Work order –
Copy out each line containing "chevron" from the entries below.

Data records for software interfaces –
════════════════

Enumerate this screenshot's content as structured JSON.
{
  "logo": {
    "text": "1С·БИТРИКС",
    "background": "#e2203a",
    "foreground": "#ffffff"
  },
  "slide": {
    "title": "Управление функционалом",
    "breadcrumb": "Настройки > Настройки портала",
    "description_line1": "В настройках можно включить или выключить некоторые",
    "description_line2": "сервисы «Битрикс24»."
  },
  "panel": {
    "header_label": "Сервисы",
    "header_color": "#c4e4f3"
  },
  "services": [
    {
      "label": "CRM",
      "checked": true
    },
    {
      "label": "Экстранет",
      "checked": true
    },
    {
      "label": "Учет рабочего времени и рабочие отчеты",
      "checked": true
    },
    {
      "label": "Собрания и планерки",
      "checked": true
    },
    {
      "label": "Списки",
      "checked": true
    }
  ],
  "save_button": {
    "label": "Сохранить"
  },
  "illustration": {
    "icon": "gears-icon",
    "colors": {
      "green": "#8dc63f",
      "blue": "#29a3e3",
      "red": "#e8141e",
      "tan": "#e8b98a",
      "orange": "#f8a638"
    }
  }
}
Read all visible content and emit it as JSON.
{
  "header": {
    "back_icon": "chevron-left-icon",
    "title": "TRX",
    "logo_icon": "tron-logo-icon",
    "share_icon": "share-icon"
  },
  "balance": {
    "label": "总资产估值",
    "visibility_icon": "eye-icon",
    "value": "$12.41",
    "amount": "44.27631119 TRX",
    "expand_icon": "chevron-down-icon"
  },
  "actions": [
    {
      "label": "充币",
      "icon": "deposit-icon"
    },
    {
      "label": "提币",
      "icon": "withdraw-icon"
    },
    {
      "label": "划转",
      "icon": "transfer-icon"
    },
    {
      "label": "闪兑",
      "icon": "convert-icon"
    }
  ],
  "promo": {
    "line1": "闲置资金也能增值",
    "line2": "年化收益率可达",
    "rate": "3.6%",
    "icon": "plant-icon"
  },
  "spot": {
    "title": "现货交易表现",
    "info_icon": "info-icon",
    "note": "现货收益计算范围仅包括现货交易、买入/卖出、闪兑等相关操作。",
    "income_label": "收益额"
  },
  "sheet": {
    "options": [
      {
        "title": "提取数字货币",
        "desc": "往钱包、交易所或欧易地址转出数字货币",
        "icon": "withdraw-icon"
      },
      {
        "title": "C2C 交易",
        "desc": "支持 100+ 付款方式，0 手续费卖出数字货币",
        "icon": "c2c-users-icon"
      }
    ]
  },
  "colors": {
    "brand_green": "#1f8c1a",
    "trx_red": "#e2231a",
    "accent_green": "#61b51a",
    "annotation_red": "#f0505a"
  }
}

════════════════

Solved problem –
    "back_icon": "chevron-left-icon",
    "expand_icon": "chevron-down-icon"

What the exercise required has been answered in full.